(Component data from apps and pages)
◇ ◇ ◇

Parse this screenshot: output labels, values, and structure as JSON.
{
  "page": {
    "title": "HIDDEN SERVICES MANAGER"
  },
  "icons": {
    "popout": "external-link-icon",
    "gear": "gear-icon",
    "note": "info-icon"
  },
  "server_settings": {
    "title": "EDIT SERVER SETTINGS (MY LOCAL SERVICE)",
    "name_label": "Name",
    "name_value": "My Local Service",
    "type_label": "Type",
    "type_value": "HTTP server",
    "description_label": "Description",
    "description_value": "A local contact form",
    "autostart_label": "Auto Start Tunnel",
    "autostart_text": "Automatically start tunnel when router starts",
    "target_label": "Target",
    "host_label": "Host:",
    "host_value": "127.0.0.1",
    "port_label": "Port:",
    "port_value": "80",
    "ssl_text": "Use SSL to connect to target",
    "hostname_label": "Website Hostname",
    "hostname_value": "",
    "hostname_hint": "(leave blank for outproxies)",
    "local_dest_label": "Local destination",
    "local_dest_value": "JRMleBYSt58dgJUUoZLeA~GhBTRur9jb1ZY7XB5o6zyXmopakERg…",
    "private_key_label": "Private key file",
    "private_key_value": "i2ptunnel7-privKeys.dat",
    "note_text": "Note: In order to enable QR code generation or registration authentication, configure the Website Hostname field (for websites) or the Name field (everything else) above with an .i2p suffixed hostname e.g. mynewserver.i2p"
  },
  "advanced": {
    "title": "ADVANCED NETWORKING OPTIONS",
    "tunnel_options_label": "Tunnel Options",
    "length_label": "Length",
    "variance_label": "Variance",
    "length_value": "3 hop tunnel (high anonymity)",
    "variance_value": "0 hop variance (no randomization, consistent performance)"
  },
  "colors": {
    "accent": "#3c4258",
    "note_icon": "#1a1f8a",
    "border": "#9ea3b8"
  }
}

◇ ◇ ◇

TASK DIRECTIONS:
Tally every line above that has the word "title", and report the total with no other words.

OUTPUT OF THE EXERCISE:
3